LEGISLATION CLINIC STUDENTS PRODUCE REPORT ON RIGHTS OF PEOPLE WITH DEVELOPMENTAL DISABILITIES TO SUPPORT DRAFTING OF DC LEGISLATION
Three students in the School of Law’s Legislation Clinic –Mollie Byron, Wallace Canter, and Mary Schoenfuhs –have written and submitted a report titled Evolution to Empowerment: A Survey of the Rights of People with Developmental Disabilities for the Drafting of the Developmental Disabilities Reform Act. The District of Columbia Government, acting through its Department of Disability Services, Management Advisory Committee (DDS MAC), has undertaken a comprehensive revision of DC’s over-30-year-old developmental disabilities laws. The Legislative Committee of DDS MAC put together a draft Developmental Disabilities Reform Act (DDRA) bill that aims to "implement a model system of effective, quality supports and services for residents with developmental disabilities and for their families." DDS MAC established an Expert Review Panel to provide input and feedback to it on the draft legislation. Professor Robert Burgdorf, Director of the Legislation Clinic and a member of the Review Panel, commissioned the three students (dubbed "the disability group") to assist him in developing input on the draft legislation. He asked the group to (1) review federal developmental disabilities laws; (2) sample a selection of state laws; and (3) analyze legal principles enunciated by the court in the ongoing series of legal proceedings, originally titled Evans v. Washington, a lawsuit on behalf of residents of Forest Haven residential facility challenging their confinement, and practices and conditions at the facility.
The findings resulting from these three pieces of research served as a touchstone for comparison with the DDRA bill to see if any significant areas of rights and requirements were overlooked or omitted. The students organized their research into fifteen categories: Purposes of Developmental Disability Law; Recognition of Constitutional and Other Legal Rights; Right to Habilitation and Treatment Services; Eligibility and Waiting Lists; Healthcare Decisions and Informed Consent; Family Support Services; Accessibility; Freedom to Make Choices; Civil Liberties; Freedom from Harm; Property, Ownership, and Finances; Nutrition and Diet; Community and Social Integration; Criteria and Standards for Use of Restraint and Isolation; and Enforcement and Grievance Procedures.
The report’s findings were generally positive toward the draft DDRA. Of the fifteen categories examined, the students concluded that the proposed bill adequately or fully addresses 12 of them. As to the others, the report offered suggestions for strengthening the legislation. In the area of Property, Ownership, and Finances, the students suggested additional language to include certain kinds of property transactions not mentioned in the draft bill. In regard to accessibility, they suggested the addition of language regarding accessibility modifications in the homes of people having developmental disabilities. The students also suggested some supplementation of the proposed DDRA language regarding training, which was not identified as a separate category in their research. The most critical of their comments focused on Waiting Lists, which the report argued should not be permitted.

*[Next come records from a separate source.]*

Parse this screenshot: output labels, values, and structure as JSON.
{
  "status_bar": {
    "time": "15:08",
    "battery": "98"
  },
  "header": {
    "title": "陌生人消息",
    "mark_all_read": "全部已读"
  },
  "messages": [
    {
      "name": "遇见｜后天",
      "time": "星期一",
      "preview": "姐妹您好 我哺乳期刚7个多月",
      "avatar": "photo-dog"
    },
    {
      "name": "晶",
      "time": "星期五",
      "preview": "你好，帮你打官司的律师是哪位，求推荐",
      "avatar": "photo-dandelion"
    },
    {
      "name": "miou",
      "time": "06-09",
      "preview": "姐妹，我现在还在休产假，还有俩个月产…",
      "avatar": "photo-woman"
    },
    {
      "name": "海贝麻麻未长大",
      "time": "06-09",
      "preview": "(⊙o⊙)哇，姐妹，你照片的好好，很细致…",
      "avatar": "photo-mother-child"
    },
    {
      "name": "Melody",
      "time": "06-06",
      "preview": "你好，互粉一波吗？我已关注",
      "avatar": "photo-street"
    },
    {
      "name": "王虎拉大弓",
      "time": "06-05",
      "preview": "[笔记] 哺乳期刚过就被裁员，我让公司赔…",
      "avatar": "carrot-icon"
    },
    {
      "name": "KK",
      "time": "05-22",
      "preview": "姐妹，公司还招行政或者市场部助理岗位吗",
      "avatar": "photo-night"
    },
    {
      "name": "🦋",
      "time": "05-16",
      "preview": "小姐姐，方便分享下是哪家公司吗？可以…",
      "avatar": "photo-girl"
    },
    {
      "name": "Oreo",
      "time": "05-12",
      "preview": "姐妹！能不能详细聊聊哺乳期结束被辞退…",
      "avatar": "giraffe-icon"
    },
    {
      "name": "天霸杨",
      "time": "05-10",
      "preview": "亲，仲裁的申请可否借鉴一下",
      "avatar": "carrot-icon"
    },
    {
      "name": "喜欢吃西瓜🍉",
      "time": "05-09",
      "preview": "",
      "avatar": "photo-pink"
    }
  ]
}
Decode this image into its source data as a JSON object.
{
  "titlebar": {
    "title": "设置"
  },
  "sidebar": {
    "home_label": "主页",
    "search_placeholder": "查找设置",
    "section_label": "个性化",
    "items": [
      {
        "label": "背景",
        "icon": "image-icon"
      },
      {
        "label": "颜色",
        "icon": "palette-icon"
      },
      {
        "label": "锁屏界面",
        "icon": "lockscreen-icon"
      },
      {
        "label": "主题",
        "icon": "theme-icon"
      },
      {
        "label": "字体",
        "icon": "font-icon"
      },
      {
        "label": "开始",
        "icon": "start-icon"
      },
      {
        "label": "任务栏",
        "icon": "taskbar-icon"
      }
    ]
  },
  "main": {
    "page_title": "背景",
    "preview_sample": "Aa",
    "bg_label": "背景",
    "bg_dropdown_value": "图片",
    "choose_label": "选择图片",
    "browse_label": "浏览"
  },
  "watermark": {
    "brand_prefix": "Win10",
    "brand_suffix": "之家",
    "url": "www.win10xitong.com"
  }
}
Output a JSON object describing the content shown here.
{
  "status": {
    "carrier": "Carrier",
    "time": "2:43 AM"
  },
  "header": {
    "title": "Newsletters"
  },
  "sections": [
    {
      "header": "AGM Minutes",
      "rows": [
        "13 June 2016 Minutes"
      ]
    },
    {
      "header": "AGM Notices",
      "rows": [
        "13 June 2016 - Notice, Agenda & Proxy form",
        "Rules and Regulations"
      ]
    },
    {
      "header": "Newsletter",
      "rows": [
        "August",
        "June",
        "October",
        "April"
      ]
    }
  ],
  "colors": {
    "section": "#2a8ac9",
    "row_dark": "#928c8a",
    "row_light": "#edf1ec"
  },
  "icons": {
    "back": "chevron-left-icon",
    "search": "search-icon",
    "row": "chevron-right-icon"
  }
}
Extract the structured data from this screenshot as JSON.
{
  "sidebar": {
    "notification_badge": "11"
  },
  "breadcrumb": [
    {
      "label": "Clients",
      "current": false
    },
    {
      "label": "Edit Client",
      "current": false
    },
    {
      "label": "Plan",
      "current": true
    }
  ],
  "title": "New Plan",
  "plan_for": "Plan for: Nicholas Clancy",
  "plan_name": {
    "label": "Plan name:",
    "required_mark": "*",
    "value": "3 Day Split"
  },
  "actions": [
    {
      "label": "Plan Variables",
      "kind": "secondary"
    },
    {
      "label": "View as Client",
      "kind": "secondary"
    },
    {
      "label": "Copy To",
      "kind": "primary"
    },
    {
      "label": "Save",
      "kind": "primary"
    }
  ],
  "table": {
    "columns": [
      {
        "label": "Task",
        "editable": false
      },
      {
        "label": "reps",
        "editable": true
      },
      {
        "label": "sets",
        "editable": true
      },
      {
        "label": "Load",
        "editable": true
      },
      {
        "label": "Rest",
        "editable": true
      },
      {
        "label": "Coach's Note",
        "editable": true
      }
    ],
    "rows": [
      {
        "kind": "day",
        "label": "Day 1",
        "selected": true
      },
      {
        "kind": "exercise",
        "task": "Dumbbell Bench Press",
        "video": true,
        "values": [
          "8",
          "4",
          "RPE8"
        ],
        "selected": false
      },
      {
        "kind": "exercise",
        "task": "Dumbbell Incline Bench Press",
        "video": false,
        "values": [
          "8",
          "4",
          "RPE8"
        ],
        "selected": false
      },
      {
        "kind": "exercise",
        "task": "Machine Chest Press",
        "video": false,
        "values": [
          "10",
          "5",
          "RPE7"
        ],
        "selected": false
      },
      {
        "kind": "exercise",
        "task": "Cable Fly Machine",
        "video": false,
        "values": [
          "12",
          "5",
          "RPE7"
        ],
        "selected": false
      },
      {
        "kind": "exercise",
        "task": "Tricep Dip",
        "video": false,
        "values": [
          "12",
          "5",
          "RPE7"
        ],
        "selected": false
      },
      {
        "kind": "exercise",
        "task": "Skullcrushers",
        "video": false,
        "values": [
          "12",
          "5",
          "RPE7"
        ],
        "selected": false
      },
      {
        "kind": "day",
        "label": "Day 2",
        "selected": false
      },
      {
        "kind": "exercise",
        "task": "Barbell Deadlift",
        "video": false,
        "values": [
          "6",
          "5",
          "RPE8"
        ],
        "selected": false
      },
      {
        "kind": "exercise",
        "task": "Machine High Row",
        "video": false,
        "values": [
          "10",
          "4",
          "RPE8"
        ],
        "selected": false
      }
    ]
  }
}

Professor Burgdorf presented the report, along with his own comments on the legislation, to the committee at its meeting with the Expert Review Panel on April 16. He described the students’ product as having been "very well-received" by the DDS MAC members, who indicated that they wanted to make the Evolution to Empowerment report a part of the legislative history of the DDRA bill that they hope to see introduced in the District of Columbia Council as early as July.